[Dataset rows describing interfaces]
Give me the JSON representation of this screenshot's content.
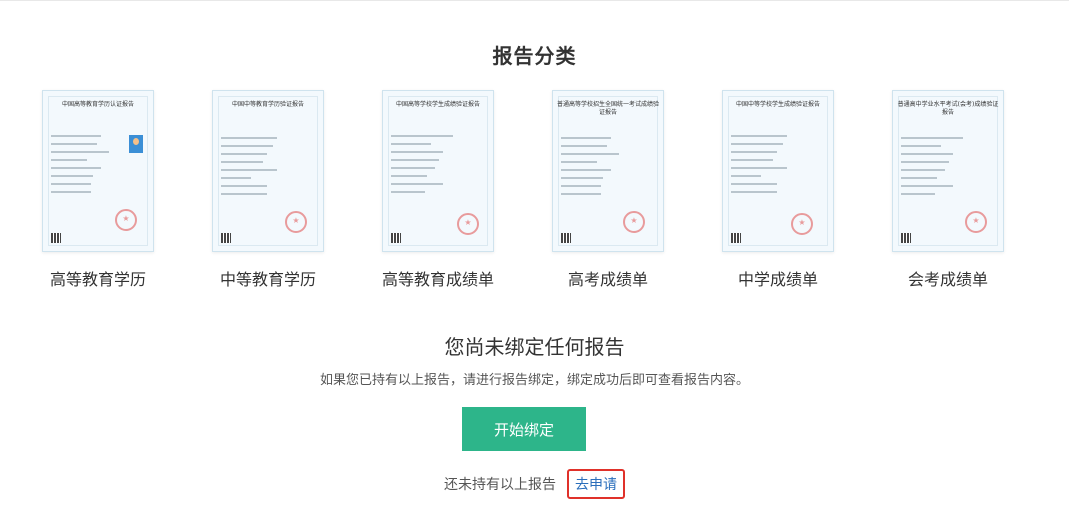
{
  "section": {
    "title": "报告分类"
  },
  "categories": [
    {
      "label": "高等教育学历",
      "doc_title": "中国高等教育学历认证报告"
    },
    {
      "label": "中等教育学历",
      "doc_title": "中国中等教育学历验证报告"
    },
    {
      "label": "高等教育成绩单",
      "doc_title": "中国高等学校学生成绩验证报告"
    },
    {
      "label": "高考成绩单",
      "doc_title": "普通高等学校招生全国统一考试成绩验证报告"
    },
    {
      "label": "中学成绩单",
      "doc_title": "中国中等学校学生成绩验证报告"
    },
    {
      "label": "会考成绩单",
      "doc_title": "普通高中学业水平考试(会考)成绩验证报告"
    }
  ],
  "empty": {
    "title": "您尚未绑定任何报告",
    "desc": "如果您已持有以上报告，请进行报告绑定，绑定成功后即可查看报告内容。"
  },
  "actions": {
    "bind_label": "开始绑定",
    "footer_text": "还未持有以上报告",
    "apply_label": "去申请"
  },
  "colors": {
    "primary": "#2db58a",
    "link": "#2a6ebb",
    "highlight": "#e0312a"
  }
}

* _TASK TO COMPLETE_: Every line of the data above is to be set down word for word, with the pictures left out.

* _WRITTEN SOLUTION_:
Give me the JSON representation of this screenshot's content.
{
  "section": {
    "title": "报告分类"
  },
  "categories": [
    {
      "label": "高等教育学历",
      "doc_title": "中国高等教育学历认证报告"
    },
    {
      "label": "中等教育学历",
      "doc_title": "中国中等教育学历验证报告"
    },
    {
      "label": "高等教育成绩单",
      "doc_title": "中国高等学校学生成绩验证报告"
    },
    {
      "label": "高考成绩单",
      "doc_title": "普通高等学校招生全国统一考试成绩验证报告"
    },
    {
      "label": "中学成绩单",
      "doc_title": "中国中等学校学生成绩验证报告"
    },
    {
      "label": "会考成绩单",
      "doc_title": "普通高中学业水平考试(会考)成绩验证报告"
    }
  ],
  "empty": {
    "title": "您尚未绑定任何报告",
    "desc": "如果您已持有以上报告，请进行报告绑定，绑定成功后即可查看报告内容。"
  },
  "actions": {
    "bind_label": "开始绑定",
    "footer_text": "还未持有以上报告",
    "apply_label": "去申请"
  },
  "colors": {
    "primary": "#2db58a",
    "link": "#2a6ebb",
    "highlight": "#e0312a"
  }
}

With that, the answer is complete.